“Continuity is the key and meeting clients’ expectation plays big role”, meanwhile he reminds “you need to understand that it is an art form, so be creative. Post your photos in photography related pages, post in Instagram, you never know you might get client from there”, Rasaili advises.

Photographer Abhinaya Ghimire
Photographer Abhinaya Ghimire

Abhinaya Ghimire, a media graduate of Kathmandu University, came to Sydney in 2017 for higher studies. Ghimire was a freelancer in Nepal, his projects included wedding photography, videography, and was also involved in photojournalism and assisted in cinematography.

His passion for photography did not fade away even after moving to a completely different country where he had little to no network of people. He struggled to pay his fees and bills, but he invested his time in looking for freelancing projects by developing networks in Sydney.
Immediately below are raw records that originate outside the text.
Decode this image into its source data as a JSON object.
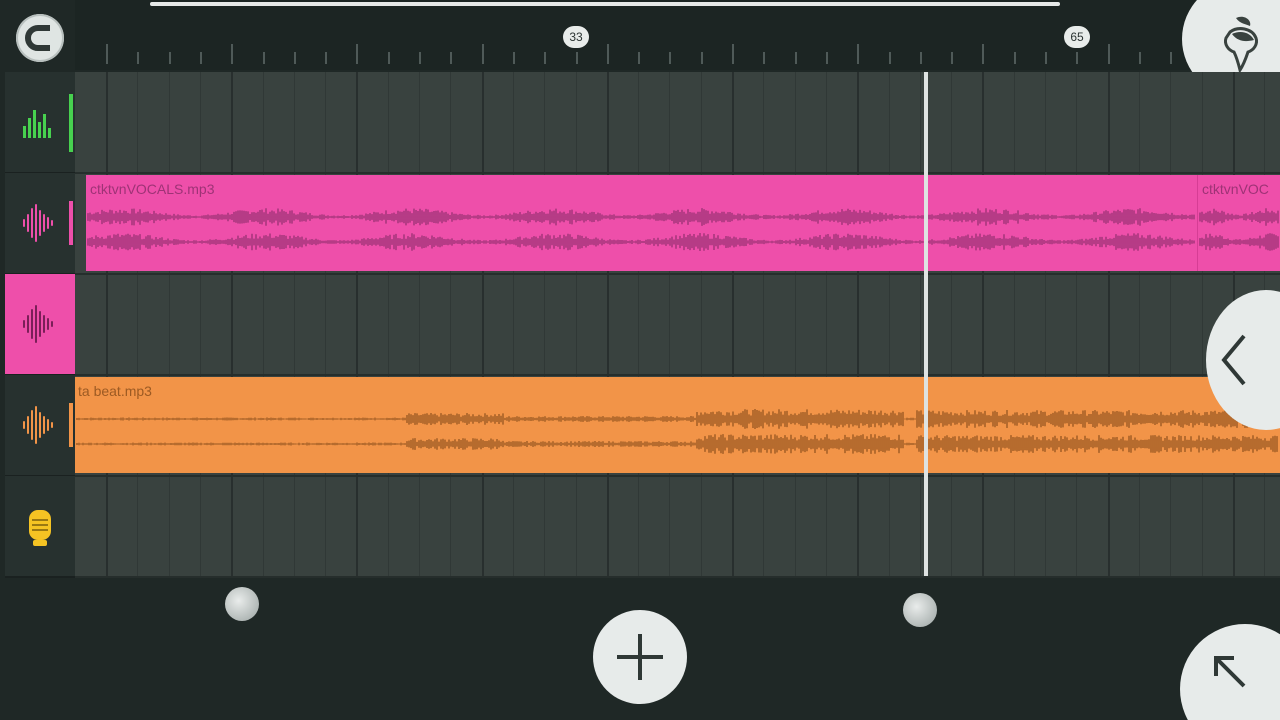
{
  "timeline": {
    "bar_marker_1": "33",
    "bar_marker_2": "65"
  },
  "tracks": [
    {
      "icon": "mixer-levels-icon",
      "accent": "#47d14f"
    },
    {
      "icon": "waveform-icon",
      "accent": "#ee4faa"
    },
    {
      "icon": "waveform-icon",
      "accent": "#ee4faa",
      "selected": true
    },
    {
      "icon": "waveform-icon",
      "accent": "#f29448"
    },
    {
      "icon": "microphone-icon",
      "accent": "#f5c323"
    }
  ],
  "clips": {
    "vocals_name": "ctktvnVOCALS.mp3",
    "vocals_name_repeat": "ctktvnVOC",
    "beat_name": "ta beat.mp3"
  },
  "colors": {
    "vocals_clip": "#ee4faa",
    "vocals_wave": "#9e3376",
    "beat_clip": "#f29448",
    "beat_wave": "#9c5a23",
    "background": "#1f2826",
    "lane": "#39423f"
  },
  "icons": {
    "magnet": "magnet-snap-icon",
    "logo": "fl-fruit-logo-icon",
    "add": "plus-icon",
    "collapse": "chevron-left-icon",
    "expand": "arrow-up-left-icon"
  }
}
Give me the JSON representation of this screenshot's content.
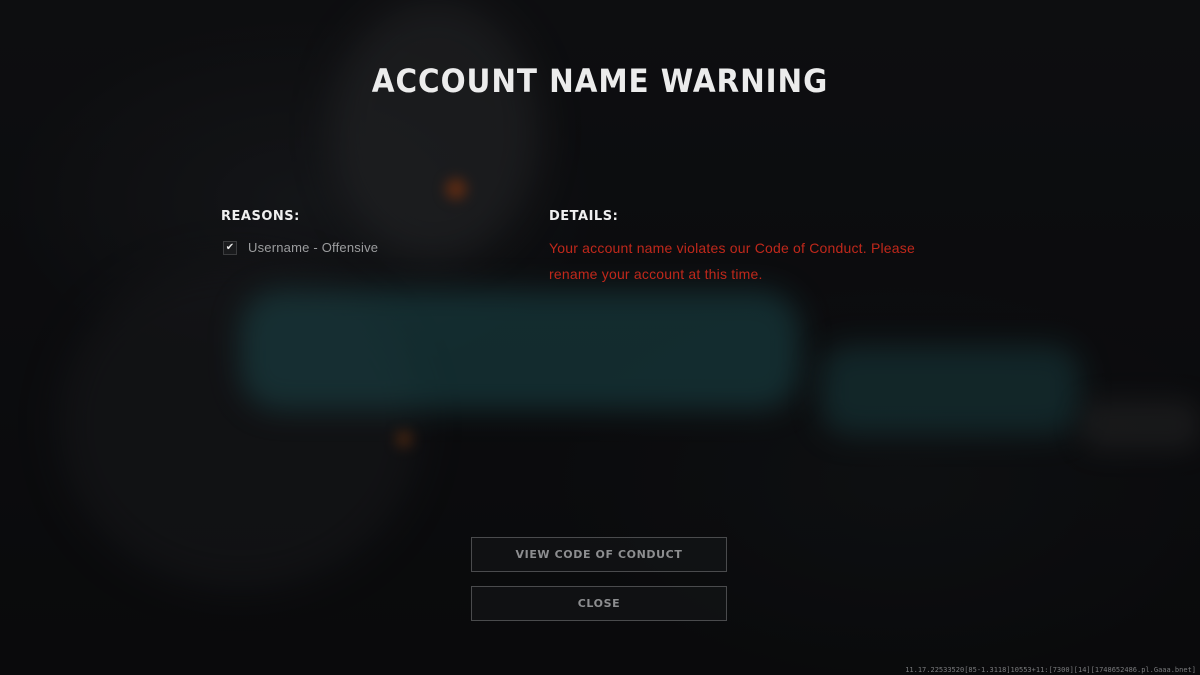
{
  "dialog": {
    "title": "ACCOUNT NAME WARNING",
    "reasons_heading": "REASONS:",
    "details_heading": "DETAILS:",
    "reasons": [
      {
        "label": "Username - Offensive",
        "checked": true
      }
    ],
    "details_text": "Your account name violates our Code of Conduct. Please rename your account at this time."
  },
  "buttons": {
    "view_code_of_conduct": "VIEW CODE OF CONDUCT",
    "close": "CLOSE"
  },
  "footer": {
    "build_info": "11.17.22533520[85-1.3118]10553+11:[7300][14][1748652486.pl.Gaaa.bnet]"
  },
  "colors": {
    "details_text": "#c0281b",
    "title": "#ececec",
    "button_border": "#4a4b4d"
  },
  "icons": {
    "checkbox": "check-icon"
  }
}
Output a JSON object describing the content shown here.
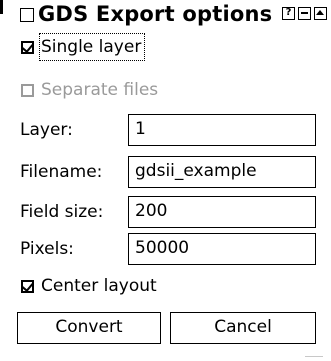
{
  "window": {
    "title": "GDS Export options",
    "help_button": "?",
    "accent": "#000000"
  },
  "options": {
    "single_layer": {
      "label": "Single layer",
      "checked": true
    },
    "separate_files": {
      "label": "Separate files",
      "checked": false,
      "disabled": true
    },
    "center_layout": {
      "label": "Center layout",
      "checked": true
    }
  },
  "fields": {
    "layer": {
      "label": "Layer:",
      "value": "1"
    },
    "filename": {
      "label": "Filename:",
      "value": "gdsii_example"
    },
    "field_size": {
      "label": "Field size:",
      "value": "200"
    },
    "pixels": {
      "label": "Pixels:",
      "value": "50000"
    }
  },
  "buttons": {
    "convert": "Convert",
    "cancel": "Cancel"
  },
  "colors": {
    "text": "#000000",
    "disabled_text": "#9a9a9a",
    "background": "#ffffff"
  }
}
Ultimately, he started to find projects in night clubs, cruise, and different events as well.

However, according to Ghimire, photography alone cannot pay his bills. Ghimire emphasizes, “Photography is my priority, I have to polish my skills, otherwise I will lag in the competitive market”. He adds, “Despite the entire struggle, this is what I love to do, and I know, the work I am doing at present will build my portfolio.”

With an increased number of concerts, family events and social events being organised within the Nepali community, it has fostered a greater scope for Nepali photographers.

Rasaili, KC and Ghimire had a uniform voice on not limiting the client base. Australia is a multicultural country with unlimited opportunities to explore with. Therefore, going multicultural certainly expands your horizon.

There is a high competition among Nepali photographers in Australia. Nevertheless, it would be quite impressive if Nepali photographers prove to be a competition in Australian market with your talent.